Kirkus Reviews calls it: "A well-spun, engaging...supernatural tale...with a devilishly ambiguous ending."
Frederick is a demon. Born in Maryland in the early 1980′s, he hasn’t a clue where he came from or why, but feels an irresistible desire to occupy a human body. Once inside, he finds the previous occupants’ consciousness and memories forever erased, an inevitable side effect that gives Frederick pause when switching bodies, but not so much as to truly halt his ongoing enjoyment of human lives. In various bodies, he travels the world for decades–aimless–sampling cultures and experiencing life from the points of view of males, females, young, old, rich, poor.
Now, Frederick has an urge to return to his roots in America, explore the mystery of his origin, find someone to love, and settle down for a while. In his hometown, his mission bears fruit much faster than he expected, as person after person presents themselves, and following his impulses, he is lead directly to love, tragedy, answers, and the humanity he never knew he wanted.
Michael Siemsen struck it big with his debut novel, The Dig, a paranormal archaeology thriller that reached Amazon and Barnes & Noble’s Top 100 Bestseller lists, and spent weeks as the #1 Science Fiction book in 2011. Its success allowed him to escape his soul-leeching job and work as an author full-time. The sequel, The Opal, was released a year later, and the third and final book is in the works. His new novel, released in March of this year, A Warm Place to Call Home (a demon’s story) is a departure from his Matt Turner Series.
Michael has been featured by Barnes & Noble, been reviewed on several major blogs and sites such as Penny-Arcade and Boing Boing, and received a glowing recommendation from author Charlaine Harris.

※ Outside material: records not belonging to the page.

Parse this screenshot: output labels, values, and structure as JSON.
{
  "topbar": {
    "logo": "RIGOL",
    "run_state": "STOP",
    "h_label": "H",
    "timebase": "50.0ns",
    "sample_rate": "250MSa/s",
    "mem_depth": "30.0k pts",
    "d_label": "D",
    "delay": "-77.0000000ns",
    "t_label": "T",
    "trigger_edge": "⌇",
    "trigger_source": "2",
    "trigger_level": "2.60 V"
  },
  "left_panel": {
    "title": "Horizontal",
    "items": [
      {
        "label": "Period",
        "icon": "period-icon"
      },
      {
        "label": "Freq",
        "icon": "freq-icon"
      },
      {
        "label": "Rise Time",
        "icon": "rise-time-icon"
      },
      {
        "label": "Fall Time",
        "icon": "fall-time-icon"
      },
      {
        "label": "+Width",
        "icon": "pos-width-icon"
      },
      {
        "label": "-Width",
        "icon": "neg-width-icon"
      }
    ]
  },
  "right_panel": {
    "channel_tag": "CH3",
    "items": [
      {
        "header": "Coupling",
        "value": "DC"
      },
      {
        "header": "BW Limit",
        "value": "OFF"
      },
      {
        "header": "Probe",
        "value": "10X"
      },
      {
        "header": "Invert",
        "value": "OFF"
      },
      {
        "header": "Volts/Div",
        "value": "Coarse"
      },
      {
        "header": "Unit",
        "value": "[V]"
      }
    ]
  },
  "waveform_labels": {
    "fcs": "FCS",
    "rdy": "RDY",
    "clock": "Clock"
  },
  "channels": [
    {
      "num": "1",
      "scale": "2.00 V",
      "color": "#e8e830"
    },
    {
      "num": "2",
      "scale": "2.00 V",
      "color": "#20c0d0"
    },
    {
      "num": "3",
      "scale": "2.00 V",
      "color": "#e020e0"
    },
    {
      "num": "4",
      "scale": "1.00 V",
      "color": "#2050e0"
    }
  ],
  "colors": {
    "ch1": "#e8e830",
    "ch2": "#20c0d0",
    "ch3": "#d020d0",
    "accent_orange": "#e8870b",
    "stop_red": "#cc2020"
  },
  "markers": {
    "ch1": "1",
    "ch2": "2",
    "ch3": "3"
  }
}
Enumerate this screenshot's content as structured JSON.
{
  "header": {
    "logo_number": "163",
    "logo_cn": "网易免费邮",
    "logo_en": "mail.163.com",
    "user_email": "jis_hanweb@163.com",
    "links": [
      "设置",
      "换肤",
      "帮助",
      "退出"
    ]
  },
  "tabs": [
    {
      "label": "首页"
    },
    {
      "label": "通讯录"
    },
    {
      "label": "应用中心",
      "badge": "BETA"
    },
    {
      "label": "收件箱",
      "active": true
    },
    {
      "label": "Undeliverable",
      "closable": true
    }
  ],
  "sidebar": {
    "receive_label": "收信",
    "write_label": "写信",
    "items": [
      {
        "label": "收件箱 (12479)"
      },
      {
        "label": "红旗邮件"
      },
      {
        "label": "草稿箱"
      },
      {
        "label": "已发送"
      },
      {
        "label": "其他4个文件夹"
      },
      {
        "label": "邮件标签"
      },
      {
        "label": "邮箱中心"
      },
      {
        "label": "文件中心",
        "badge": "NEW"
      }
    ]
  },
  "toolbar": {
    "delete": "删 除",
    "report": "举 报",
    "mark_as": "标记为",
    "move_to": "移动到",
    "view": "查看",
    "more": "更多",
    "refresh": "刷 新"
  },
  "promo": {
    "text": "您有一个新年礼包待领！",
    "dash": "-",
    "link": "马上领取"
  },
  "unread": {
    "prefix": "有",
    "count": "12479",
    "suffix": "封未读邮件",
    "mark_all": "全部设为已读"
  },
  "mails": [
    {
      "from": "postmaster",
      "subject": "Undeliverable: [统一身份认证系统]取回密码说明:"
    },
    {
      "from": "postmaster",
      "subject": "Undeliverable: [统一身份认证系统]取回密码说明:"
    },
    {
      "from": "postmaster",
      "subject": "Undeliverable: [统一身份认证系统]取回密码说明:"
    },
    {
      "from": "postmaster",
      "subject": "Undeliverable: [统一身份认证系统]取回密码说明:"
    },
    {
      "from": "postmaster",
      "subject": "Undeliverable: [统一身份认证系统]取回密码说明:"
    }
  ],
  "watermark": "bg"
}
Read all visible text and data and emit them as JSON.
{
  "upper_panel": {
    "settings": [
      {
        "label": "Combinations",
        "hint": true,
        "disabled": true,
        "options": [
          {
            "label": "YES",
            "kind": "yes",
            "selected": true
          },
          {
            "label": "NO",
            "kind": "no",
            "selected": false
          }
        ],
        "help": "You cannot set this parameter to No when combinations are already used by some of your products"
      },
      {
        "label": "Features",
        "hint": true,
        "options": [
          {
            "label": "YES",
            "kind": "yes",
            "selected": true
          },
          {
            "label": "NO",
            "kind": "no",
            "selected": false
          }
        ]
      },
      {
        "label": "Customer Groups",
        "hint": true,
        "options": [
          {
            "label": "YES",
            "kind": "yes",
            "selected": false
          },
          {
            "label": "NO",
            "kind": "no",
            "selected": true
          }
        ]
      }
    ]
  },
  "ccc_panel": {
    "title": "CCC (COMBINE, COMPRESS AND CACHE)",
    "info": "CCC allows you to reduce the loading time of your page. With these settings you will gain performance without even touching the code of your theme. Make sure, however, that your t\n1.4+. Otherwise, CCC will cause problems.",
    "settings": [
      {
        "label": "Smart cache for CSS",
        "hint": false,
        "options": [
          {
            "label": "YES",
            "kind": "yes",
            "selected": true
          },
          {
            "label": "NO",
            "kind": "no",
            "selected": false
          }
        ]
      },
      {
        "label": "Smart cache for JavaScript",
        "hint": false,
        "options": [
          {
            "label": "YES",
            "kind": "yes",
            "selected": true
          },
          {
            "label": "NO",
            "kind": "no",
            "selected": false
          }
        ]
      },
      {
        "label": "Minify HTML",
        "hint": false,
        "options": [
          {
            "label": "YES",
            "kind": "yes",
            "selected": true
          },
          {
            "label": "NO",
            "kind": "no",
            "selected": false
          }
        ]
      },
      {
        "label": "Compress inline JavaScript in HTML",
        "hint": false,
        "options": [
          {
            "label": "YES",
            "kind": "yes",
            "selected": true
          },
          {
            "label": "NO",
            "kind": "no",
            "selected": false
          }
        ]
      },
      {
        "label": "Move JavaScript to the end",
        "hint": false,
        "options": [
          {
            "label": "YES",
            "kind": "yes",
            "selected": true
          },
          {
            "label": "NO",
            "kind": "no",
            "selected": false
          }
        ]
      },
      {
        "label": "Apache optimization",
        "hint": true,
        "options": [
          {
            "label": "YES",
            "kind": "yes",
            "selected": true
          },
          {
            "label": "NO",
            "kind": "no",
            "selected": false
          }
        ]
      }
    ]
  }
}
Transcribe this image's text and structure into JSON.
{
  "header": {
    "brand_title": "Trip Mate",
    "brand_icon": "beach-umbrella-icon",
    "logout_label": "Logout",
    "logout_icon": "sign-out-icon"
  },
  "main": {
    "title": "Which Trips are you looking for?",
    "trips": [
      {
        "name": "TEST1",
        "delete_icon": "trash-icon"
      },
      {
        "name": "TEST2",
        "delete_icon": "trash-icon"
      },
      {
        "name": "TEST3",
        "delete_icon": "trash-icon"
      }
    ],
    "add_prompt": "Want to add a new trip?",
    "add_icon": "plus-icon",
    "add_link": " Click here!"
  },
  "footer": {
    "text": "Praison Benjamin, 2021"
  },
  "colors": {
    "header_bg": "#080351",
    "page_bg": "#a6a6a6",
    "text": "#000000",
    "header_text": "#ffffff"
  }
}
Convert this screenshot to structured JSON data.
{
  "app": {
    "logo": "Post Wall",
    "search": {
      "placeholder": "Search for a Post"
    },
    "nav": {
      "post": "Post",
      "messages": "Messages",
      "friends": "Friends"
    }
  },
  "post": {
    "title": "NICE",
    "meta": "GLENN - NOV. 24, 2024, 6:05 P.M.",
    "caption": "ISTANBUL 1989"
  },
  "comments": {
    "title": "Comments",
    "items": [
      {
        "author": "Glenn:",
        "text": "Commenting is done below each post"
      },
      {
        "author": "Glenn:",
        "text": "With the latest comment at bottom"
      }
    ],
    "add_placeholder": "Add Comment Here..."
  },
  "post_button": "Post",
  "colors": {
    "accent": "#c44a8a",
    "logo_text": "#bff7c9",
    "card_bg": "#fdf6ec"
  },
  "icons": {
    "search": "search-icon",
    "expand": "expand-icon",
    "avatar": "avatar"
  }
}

He is currently at work on the prequel to A Warm Place to Call Home (which should be released this winter) while enjoying spending more time with his family, lazy dog, and mentally-unstable cat in the San Francisco Bay Area. Michael also offers editing services for a few select manuscripts per year.